“Defendant Stadler is accused of having been aware of the manipulations since the end of September 2015 at the latest, but he did not prevent the sale of affected Audi and VW vehicles thereafter,” the prosecutor said in a statement. Stadler was arrested in June 2018 as part of a broader probe into emissions cheating at Audi, which is part of Volkswagen Group, and spent several months in prison. Volkswagen later terminated Stadler’s contract against the backdrop of a criminal investigation into whether he was involved in emissions tests cheating. The prosecutors said that his indictment relates to roughly 250,000 Audi branded cars, 112,000 Porsches and 72,000 Volkswagen cars that were sold in the U.S. and Europe.
‘PRESUMPTION OF INNOCENCE’

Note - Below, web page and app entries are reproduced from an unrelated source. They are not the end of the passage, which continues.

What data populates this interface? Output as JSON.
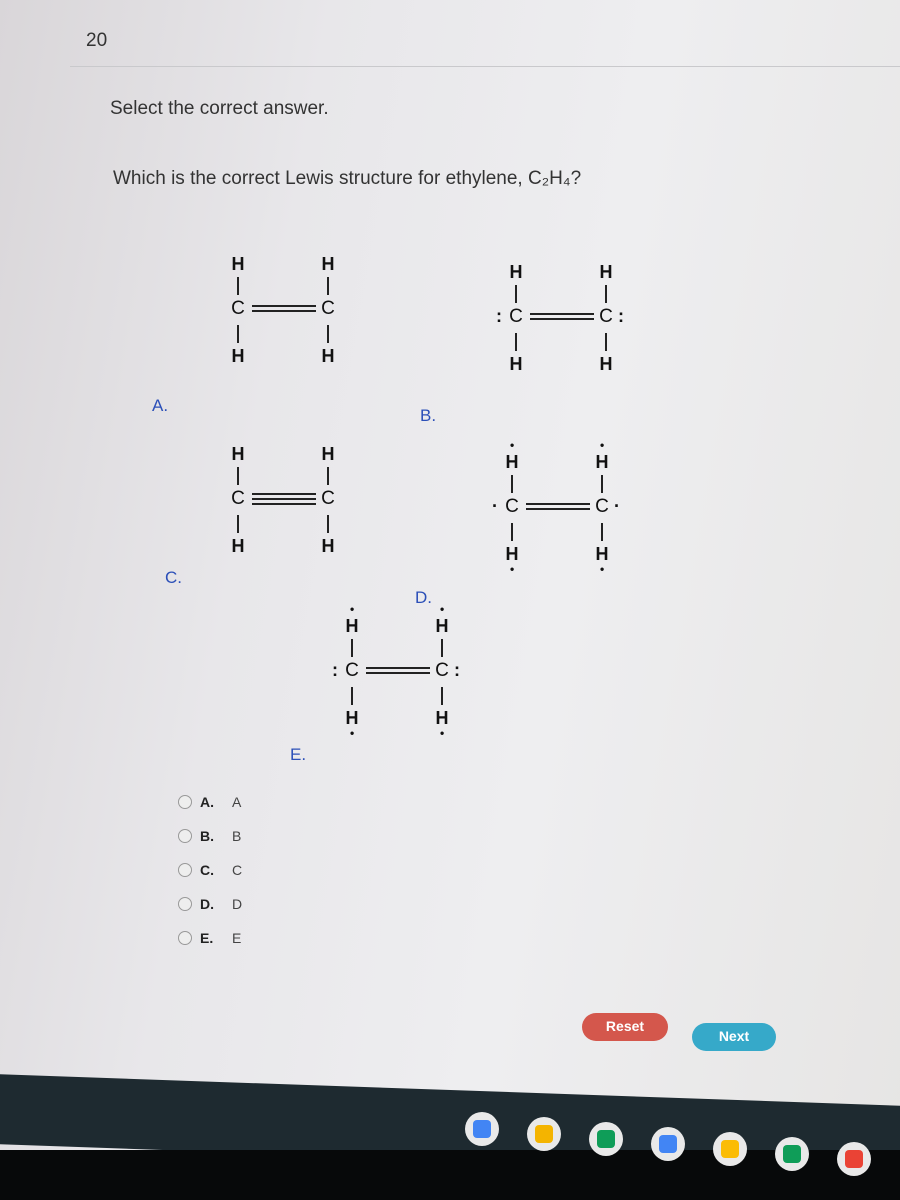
{
  "question_number": "20",
  "prompt": "Select the correct answer.",
  "question": "Which is the correct Lewis structure for ethylene, C₂H₄?",
  "structures": [
    {
      "label": "A.",
      "bond": "double",
      "left_dots": "",
      "right_dots": "",
      "h_dots": false
    },
    {
      "label": "B.",
      "bond": "double",
      "left_dots": ":",
      "right_dots": ":",
      "h_dots": false
    },
    {
      "label": "C.",
      "bond": "triple",
      "left_dots": "",
      "right_dots": "",
      "h_dots": false
    },
    {
      "label": "D.",
      "bond": "double",
      "left_dots": "·",
      "right_dots": "·",
      "h_dots": true
    },
    {
      "label": "E.",
      "bond": "double",
      "left_dots": ":",
      "right_dots": ":",
      "h_dots": true
    }
  ],
  "atoms": {
    "hydrogen": "H",
    "carbon": "C"
  },
  "answers": [
    {
      "label": "A.",
      "value": "A"
    },
    {
      "label": "B.",
      "value": "B"
    },
    {
      "label": "C.",
      "value": "C"
    },
    {
      "label": "D.",
      "value": "D"
    },
    {
      "label": "E.",
      "value": "E"
    }
  ],
  "buttons": {
    "reset": "Reset",
    "next": "Next"
  },
  "colors": {
    "reset": "#d4574c",
    "next": "#36a9c9",
    "option_label": "#2b4fb8"
  },
  "taskbar_apps": [
    {
      "name": "chrome-icon",
      "color": "#4285f4"
    },
    {
      "name": "slides-icon",
      "color": "#f4b400"
    },
    {
      "name": "classroom-icon",
      "color": "#0f9d58"
    },
    {
      "name": "docs-icon",
      "color": "#4285f4"
    },
    {
      "name": "drive-icon",
      "color": "#fbbc05"
    },
    {
      "name": "sheets-icon",
      "color": "#0f9d58"
    },
    {
      "name": "gmail-icon",
      "color": "#ea4335"
    }
  ]
}
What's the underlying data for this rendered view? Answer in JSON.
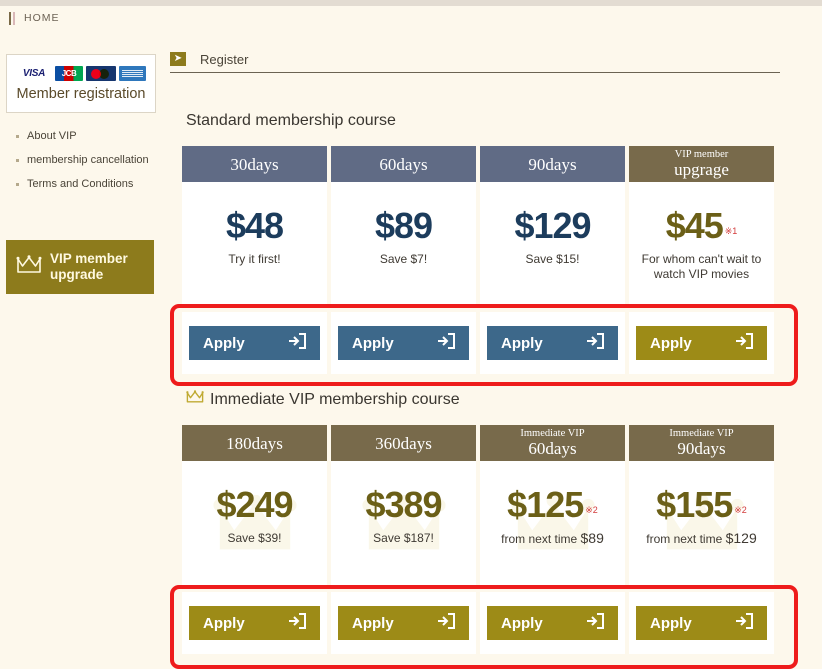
{
  "breadcrumb": {
    "home": "HOME"
  },
  "sidebar": {
    "card": {
      "title": "Member registration",
      "logos": [
        "visa-logo",
        "jcb-logo",
        "mastercard-logo",
        "amex-logo"
      ],
      "logo_labels": {
        "visa": "VISA",
        "jcb": "JCB"
      }
    },
    "links": [
      {
        "label": "About VIP"
      },
      {
        "label": "membership cancellation"
      },
      {
        "label": "Terms and Conditions"
      }
    ],
    "vip_button": {
      "line1": "VIP member",
      "line2": "upgrade",
      "icon": "crown-icon",
      "color": "#8d7b1c"
    }
  },
  "main": {
    "register_heading": "Register",
    "register_icon": "arrow-enter-icon",
    "standard_title": "Standard membership course",
    "vip_title": "Immediate VIP membership course",
    "vip_title_icon": "crown-icon"
  },
  "standard_course": {
    "header_color": "#606b85",
    "vip_header_color": "#786a4b",
    "button_color": "#3d688a",
    "vip_button_color": "#9d8b17",
    "columns": [
      {
        "head_sub": "",
        "head_main": "30days",
        "price": "$48",
        "note": "",
        "sub": "Try it first!",
        "sub_amount": "",
        "style": "blue"
      },
      {
        "head_sub": "",
        "head_main": "60days",
        "price": "$89",
        "note": "",
        "sub": "Save $7!",
        "sub_amount": "",
        "style": "blue"
      },
      {
        "head_sub": "",
        "head_main": "90days",
        "price": "$129",
        "note": "",
        "sub": "Save $15!",
        "sub_amount": "",
        "style": "blue"
      },
      {
        "head_sub": "VIP member",
        "head_main": "upgrage",
        "price": "$45",
        "note": "※1",
        "sub": "For whom can't wait to watch VIP movies",
        "sub_amount": "",
        "style": "gold"
      }
    ],
    "apply_label": "Apply",
    "apply_icon": "login-arrow-icon"
  },
  "vip_course": {
    "header_color": "#786a4b",
    "button_color": "#9d8b17",
    "columns": [
      {
        "head_sub": "",
        "head_main": "180days",
        "price": "$249",
        "note": "",
        "sub": "Save $39!",
        "sub_amount": "",
        "style": "gold"
      },
      {
        "head_sub": "",
        "head_main": "360days",
        "price": "$389",
        "note": "",
        "sub": "Save $187!",
        "sub_amount": "",
        "style": "gold"
      },
      {
        "head_sub": "Immediate VIP",
        "head_main": "60days",
        "price": "$125",
        "note": "※2",
        "sub": "from next time ",
        "sub_amount": "$89",
        "style": "gold"
      },
      {
        "head_sub": "Immediate VIP",
        "head_main": "90days",
        "price": "$155",
        "note": "※2",
        "sub": "from next time ",
        "sub_amount": "$129",
        "style": "gold"
      }
    ],
    "apply_label": "Apply",
    "apply_icon": "login-arrow-icon"
  },
  "annotations": {
    "highlight_color": "#ee1c1c",
    "boxes": [
      "standard-apply-row-highlight",
      "vip-apply-row-highlight"
    ]
  }
}
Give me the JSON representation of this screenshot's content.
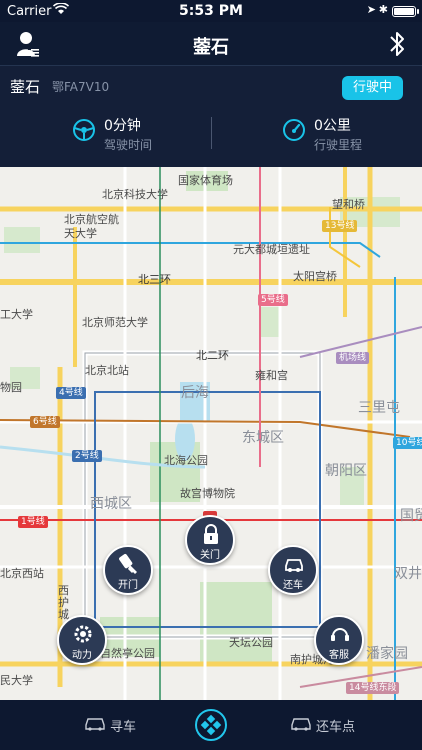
{
  "status": {
    "carrier": "Carrier",
    "time": "5:53 PM"
  },
  "nav": {
    "title": "蓥石"
  },
  "info": {
    "car_name": "蓥石",
    "plate": "鄂FA7V10",
    "drive_button": "行驶中",
    "drive_time": {
      "value": "0分钟",
      "label": "驾驶时间"
    },
    "mileage": {
      "value": "0公里",
      "label": "行驶里程"
    }
  },
  "map": {
    "labels": [
      "国家体育场",
      "北京科技大学",
      "望和桥",
      "北京航空航天大学",
      "元大都城垣遗址",
      "13号线",
      "北三环",
      "太阳宫桥",
      "北京师范大学",
      "5号线",
      "工大学",
      "北二环",
      "机场线",
      "北京北站",
      "雍和宫",
      "后海",
      "4号线",
      "物园",
      "三里屯",
      "6号线",
      "东城区",
      "10号线",
      "2号线",
      "北海公园",
      "朝阳区",
      "故宫博物院",
      "西城区",
      "国贸",
      "1号线",
      "北京西站",
      "双井",
      "天坛公园",
      "自然亭公园",
      "潘家园",
      "南护城河",
      "14号线东段",
      "民大学",
      "西护城"
    ],
    "accent": "#19c3e8"
  },
  "actions": {
    "unlock": "开门",
    "lock": "关门",
    "return_car": "还车",
    "power": "动力",
    "service": "客服"
  },
  "tabs": {
    "find_car": "寻车",
    "return_point": "还车点"
  }
}
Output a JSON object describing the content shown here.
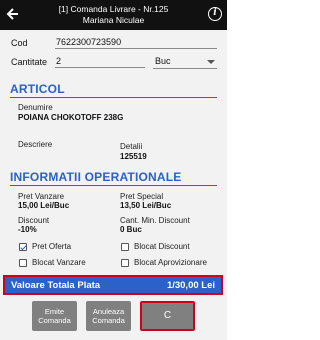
{
  "header": {
    "title_line1": "[1] Comanda Livrare - Nr.125",
    "title_line2": "Mariana Niculae",
    "back_icon": "arrow-left-icon",
    "info_icon": "info-icon",
    "info_glyph": "i"
  },
  "form": {
    "cod_label": "Cod",
    "cod_value": "7622300723590",
    "cantitate_label": "Cantitate",
    "cantitate_value": "2",
    "unit_value": "Buc"
  },
  "articol": {
    "heading": "ARTICOL",
    "denumire_label": "Denumire",
    "denumire_value": "POIANA CHOKOTOFF 238G",
    "descriere_label": "Descriere",
    "detalii_label": "Detalii",
    "detalii_value": "125519"
  },
  "informatii": {
    "heading": "INFORMATII OPERATIONALE",
    "pret_vanzare_label": "Pret Vanzare",
    "pret_vanzare_value": "15,00 Lei/Buc",
    "pret_special_label": "Pret Special",
    "pret_special_value": "13,50 Lei/Buc",
    "discount_label": "Discount",
    "discount_value": "-10%",
    "cant_min_label": "Cant. Min. Discount",
    "cant_min_value": "0 Buc"
  },
  "checkboxes": {
    "pret_oferta": {
      "label": "Pret Oferta",
      "checked": true
    },
    "blocat_discount": {
      "label": "Blocat Discount",
      "checked": false
    },
    "blocat_vanzare": {
      "label": "Blocat Vanzare",
      "checked": false
    },
    "blocat_aprovizionare": {
      "label": "Blocat Aprovizionare",
      "checked": false
    }
  },
  "total": {
    "label": "Valoare Totala Plata",
    "value": "1/30,00 Lei"
  },
  "buttons": {
    "emite_line1": "Emite",
    "emite_line2": "Comanda",
    "anuleaza_line1": "Anuleaza",
    "anuleaza_line2": "Comanda",
    "c_label": "C"
  },
  "colors": {
    "accent": "#2a62c9",
    "highlight": "#d0021b",
    "topbar": "#111111",
    "button": "#808080"
  }
}
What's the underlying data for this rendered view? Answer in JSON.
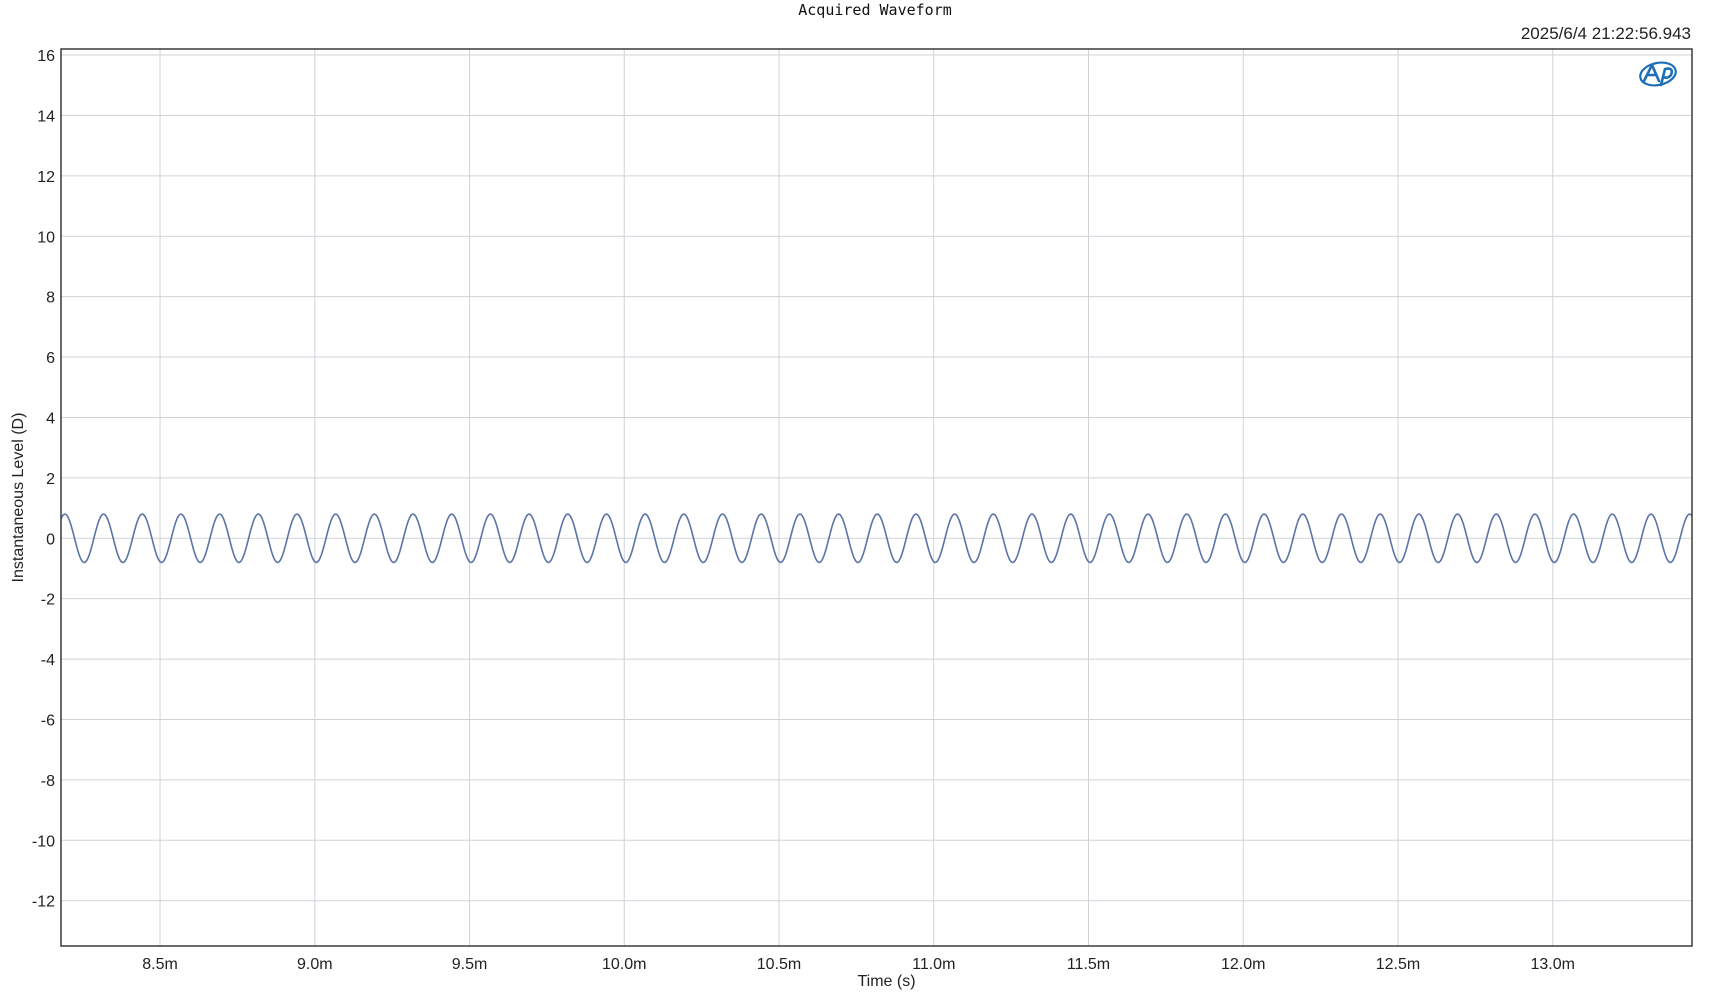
{
  "chart_data": {
    "type": "line",
    "title": "Acquired Waveform",
    "timestamp": "2025/6/4 21:22:56.943",
    "xlabel": "Time (s)",
    "ylabel": "Instantaneous Level (D)",
    "xlim": [
      0.00818,
      0.01345
    ],
    "ylim": [
      -13.5,
      16.2
    ],
    "x_ticks": [
      0.0085,
      0.009,
      0.0095,
      0.01,
      0.0105,
      0.011,
      0.0115,
      0.012,
      0.0125,
      0.013
    ],
    "x_tick_labels": [
      "8.5m",
      "9.0m",
      "9.5m",
      "10.0m",
      "10.5m",
      "11.0m",
      "11.5m",
      "12.0m",
      "12.5m",
      "13.0m"
    ],
    "y_ticks": [
      16,
      14,
      12,
      10,
      8,
      6,
      4,
      2,
      0,
      -2,
      -4,
      -6,
      -8,
      -10,
      -12
    ],
    "y_tick_labels": [
      "16",
      "14",
      "12",
      "10",
      "8",
      "6",
      "4",
      "2",
      "0",
      "-2",
      "-4",
      "-6",
      "-8",
      "-10",
      "-12"
    ],
    "grid": true,
    "series": [
      {
        "waveform": "sine",
        "amplitude": 0.8,
        "frequency_hz": 8000,
        "phase_at_xmin_cycles": 0.15,
        "color": "#5b74a8"
      }
    ],
    "logo": "ap-logo"
  },
  "colors": {
    "grid": "#cfd3d8",
    "frame": "#3a3a3a",
    "logo": "#1d6fb8"
  }
}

The defendants charged by the Munich prosecutor include former Audi and Porsche manager Wolfgang Hatz as well as two engineers, several people familiar with the proceedings said. Hatz, former research and development chief at Porsche and former head of powertrain development at Audi and parent Volkswagen, spent several months in custody in 2017 and 2018 over his alleged role in the emissions cheating scandal. Stadler’s and Hatz’s lawyers were not immediately available for comment. People familiar with the proceedings told Reuters that Stadler and Hatz have denied wrongdoing. The Munich prosecutors on Wednesday declined to identify the defendants, except for Stadler. Investigations against 23 further suspects continue, the prosecutor’s office said. The Braunschweig prosecutors had said that Volkswagen’s emissions cheating took place between November 2006 and September 2015, and that Winterkorn failed in his duty to inform European and U.S. authorities after it became clear in May 2014 that diesel engines had been manipulated.
Winterkorn had also neglected to inform customers of, and did not prevent, the continued installation of fraudulent software, the prosecutors have said. Winterkorn’s lawyer has said he cannot comment on the charges because he had been denied access to important case files. Audi said in a statement on Wednesday that it was in the interest of the company, its shareholders and employees to clarify the issues that led to the diesel crisis. “Until this has happened, the presumption of innocence must prevail,” the spokesman said.